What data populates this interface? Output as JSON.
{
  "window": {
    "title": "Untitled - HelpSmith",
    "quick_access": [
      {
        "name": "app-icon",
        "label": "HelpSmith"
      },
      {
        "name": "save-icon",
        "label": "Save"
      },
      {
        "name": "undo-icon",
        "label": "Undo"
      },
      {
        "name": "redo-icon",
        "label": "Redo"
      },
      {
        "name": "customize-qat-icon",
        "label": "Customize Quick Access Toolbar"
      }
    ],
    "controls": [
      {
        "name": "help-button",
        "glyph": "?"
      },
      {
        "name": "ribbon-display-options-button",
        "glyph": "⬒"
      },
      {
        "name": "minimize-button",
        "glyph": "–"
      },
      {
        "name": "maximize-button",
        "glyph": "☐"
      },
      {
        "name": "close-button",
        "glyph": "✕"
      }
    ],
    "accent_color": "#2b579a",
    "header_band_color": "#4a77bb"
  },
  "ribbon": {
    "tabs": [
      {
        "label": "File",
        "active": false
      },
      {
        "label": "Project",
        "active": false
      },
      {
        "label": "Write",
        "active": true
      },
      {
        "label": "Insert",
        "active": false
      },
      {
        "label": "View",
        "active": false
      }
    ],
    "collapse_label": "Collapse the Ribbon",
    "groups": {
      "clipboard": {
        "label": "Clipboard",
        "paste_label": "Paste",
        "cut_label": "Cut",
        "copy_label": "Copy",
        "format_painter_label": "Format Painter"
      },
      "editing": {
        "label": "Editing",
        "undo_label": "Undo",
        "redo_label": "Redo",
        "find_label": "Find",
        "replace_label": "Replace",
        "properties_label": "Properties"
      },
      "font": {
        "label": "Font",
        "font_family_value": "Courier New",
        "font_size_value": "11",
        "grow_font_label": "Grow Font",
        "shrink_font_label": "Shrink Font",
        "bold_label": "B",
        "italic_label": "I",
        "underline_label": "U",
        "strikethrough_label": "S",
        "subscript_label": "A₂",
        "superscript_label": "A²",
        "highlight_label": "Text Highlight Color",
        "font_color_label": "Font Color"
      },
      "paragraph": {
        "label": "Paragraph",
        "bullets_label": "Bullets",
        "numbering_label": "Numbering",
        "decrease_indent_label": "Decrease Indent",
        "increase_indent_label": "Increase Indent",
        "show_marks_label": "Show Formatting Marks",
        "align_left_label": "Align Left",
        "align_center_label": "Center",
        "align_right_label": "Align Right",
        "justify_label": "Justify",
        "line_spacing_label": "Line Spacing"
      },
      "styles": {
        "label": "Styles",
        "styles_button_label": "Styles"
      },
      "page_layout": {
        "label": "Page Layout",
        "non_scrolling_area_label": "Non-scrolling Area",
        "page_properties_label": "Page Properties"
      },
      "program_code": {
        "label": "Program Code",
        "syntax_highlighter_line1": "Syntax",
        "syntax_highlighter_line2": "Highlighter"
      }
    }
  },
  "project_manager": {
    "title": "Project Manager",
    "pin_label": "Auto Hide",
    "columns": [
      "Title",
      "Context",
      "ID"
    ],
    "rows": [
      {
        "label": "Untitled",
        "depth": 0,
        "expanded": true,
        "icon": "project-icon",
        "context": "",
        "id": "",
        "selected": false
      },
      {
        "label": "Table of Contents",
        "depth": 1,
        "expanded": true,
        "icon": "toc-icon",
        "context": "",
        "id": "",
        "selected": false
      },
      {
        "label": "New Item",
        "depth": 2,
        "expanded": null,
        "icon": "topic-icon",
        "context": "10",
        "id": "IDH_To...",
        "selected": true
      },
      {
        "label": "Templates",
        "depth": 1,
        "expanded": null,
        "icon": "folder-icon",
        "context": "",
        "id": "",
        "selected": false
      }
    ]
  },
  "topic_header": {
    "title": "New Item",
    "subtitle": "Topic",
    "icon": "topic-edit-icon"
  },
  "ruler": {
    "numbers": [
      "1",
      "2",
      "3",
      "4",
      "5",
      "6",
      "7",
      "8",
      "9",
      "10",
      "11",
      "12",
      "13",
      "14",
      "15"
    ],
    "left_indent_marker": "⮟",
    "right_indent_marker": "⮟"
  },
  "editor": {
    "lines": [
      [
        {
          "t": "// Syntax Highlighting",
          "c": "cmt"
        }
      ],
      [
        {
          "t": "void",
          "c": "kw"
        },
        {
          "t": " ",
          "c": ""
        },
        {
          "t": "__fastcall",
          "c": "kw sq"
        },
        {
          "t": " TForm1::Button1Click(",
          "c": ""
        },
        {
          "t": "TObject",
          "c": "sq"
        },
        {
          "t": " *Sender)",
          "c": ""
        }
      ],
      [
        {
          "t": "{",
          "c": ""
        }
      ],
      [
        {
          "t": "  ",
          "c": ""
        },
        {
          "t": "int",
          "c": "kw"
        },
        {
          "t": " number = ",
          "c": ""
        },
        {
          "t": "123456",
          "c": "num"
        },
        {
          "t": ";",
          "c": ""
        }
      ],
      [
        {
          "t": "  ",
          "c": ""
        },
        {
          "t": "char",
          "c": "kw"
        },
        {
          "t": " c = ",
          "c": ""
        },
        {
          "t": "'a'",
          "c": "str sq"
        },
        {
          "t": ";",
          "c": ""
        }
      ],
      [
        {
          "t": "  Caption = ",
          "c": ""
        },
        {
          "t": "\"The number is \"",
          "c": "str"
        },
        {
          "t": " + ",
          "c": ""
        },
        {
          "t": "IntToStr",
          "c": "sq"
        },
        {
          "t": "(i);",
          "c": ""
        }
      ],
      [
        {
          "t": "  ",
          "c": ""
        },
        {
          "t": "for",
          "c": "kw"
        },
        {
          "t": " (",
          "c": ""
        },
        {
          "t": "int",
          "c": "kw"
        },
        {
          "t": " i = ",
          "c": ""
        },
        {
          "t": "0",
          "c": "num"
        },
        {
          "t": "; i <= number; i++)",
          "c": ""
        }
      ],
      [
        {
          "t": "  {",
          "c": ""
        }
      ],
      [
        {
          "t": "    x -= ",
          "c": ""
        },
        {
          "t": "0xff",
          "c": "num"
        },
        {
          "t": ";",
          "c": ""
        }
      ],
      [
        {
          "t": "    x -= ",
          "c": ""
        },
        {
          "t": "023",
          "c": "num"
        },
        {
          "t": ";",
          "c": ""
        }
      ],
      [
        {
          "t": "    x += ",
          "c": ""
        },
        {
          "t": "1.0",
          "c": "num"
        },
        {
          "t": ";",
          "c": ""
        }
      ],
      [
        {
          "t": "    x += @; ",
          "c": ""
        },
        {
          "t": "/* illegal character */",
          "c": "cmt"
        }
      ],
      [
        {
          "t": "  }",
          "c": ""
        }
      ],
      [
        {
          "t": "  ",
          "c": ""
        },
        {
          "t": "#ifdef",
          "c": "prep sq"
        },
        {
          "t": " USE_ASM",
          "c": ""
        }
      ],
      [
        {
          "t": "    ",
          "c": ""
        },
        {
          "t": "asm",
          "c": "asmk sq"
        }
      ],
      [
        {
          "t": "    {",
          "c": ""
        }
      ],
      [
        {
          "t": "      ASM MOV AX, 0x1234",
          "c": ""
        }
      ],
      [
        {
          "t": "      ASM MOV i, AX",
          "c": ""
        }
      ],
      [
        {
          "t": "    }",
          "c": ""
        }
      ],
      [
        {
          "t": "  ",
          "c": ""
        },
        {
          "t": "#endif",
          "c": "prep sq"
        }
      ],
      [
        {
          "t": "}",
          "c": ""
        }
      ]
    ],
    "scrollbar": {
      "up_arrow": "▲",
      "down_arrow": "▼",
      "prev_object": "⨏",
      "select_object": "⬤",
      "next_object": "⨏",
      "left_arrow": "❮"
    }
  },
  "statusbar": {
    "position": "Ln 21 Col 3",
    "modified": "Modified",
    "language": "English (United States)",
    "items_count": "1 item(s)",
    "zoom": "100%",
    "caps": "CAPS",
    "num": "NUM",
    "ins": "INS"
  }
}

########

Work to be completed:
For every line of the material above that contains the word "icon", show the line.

Your response:
        "name": "app-icon",
        "name": "save-icon",
        "name": "undo-icon",
        "name": "redo-icon",
        "name": "customize-qat-icon",
        "icon": "project-icon",
        "icon": "toc-icon",
        "icon": "topic-icon",
        "icon": "folder-icon",
    "icon": "topic-edit-icon"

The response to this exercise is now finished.